Deaths were as much as one-third lower among these patients if their care met three quality measures: (1) They were not prescribed opioids or common types of anxiety medications, (2) they received psychosocial counseling, and (3) they had quarterly visits with a physician. This study is one of the first to assess how quality of care affects patient outcomes (Watkins, Paddock, et al., 2017).
Quality of care may also be an issue if waivered physicians are unprepared to provide the comprehensive care required to treat opioid use disorder effectively. Quality may be especially important for improving outcomes for racial/ethnic minorities, who may not be receiving effective treatment for opioid use disorders at the same rate as nonminorities (Stein et al., 2018).
Managing the Supply of Opioids
Prescription drug monitoring programs (PDMPs) are state-specific databases that track the prescribing and dispensing of controlled prescription medications. Providers can use this information to learn about a patient’s prescribing history in order to prevent doctor shopping or to guide their own decisions about initial dosages. All 50 states have these programs, but programs differ—for example, they may monitor different drugs or have different reporting requirements (Moyo et al., 2017; Powell and Pacula, 2017). Evidence of program effectiveness is neither consistent nor strong (Moyo et al., 2017), and effectiveness varies by PDMP characteristics. But states with more complete and timely opioid monitoring have achieved greater reductions in overdoses when compared with states that have less comprehensive programs.
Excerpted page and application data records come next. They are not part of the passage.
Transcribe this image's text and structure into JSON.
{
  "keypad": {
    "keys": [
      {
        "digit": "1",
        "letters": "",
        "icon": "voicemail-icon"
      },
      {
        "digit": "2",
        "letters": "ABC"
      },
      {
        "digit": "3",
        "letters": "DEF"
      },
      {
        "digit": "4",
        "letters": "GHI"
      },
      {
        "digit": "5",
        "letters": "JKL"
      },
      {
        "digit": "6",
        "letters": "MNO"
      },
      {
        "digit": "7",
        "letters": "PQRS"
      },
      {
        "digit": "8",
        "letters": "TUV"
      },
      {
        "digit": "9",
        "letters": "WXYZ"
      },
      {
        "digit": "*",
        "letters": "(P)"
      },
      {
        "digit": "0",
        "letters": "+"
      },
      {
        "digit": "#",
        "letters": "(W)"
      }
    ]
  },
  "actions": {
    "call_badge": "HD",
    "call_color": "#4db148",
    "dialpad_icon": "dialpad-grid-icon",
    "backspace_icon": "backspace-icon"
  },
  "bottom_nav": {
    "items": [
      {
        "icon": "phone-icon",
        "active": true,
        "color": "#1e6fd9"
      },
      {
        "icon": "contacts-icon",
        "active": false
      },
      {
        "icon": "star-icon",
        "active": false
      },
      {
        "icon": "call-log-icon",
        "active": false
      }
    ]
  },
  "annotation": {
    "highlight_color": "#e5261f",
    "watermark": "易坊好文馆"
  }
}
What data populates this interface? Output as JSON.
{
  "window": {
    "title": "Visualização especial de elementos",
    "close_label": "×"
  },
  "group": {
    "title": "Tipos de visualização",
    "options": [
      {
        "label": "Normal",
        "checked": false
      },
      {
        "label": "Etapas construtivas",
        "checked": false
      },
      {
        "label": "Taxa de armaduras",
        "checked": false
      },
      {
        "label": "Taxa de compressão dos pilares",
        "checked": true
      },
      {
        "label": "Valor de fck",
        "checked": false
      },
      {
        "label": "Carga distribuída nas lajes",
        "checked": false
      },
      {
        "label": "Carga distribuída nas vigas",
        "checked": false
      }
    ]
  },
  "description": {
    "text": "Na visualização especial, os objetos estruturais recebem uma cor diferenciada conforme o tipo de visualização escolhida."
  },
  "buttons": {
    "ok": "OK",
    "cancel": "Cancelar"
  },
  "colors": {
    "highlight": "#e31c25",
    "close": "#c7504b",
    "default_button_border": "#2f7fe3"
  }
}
Disrupting the supply of opioids is intended to reduce abuse by making opioids harder to get. But disruptions can have unintended consequences (Pacula and Powell, 2018). For example, when OxyContin was reformulated in 2010 to make it harder to abuse, OxyContin overdoses fell. However, dependent users switched to other drugs, including heroin and fentanyl. As much as 80 percent of the increase in heroin mortality in the years since 2010 may be due to the reformulation (Alpert, Powell, and Pacula, 2017).
Better ways to monitor and track illegal drugs could help intervene in the black market. A large group of new dependent consumers has also shifted to the black market. Budget cuts eliminated key agencies responsible for monitoring these markets (such as the National Drug Intelligence Center) as well as important systems covering them (such as the Arrestee Drug Abuse Monitoring Program and Drug Abuse Warning Network). Investments are needed to improve surveillance and data collection (Pacula and Powell, 2018).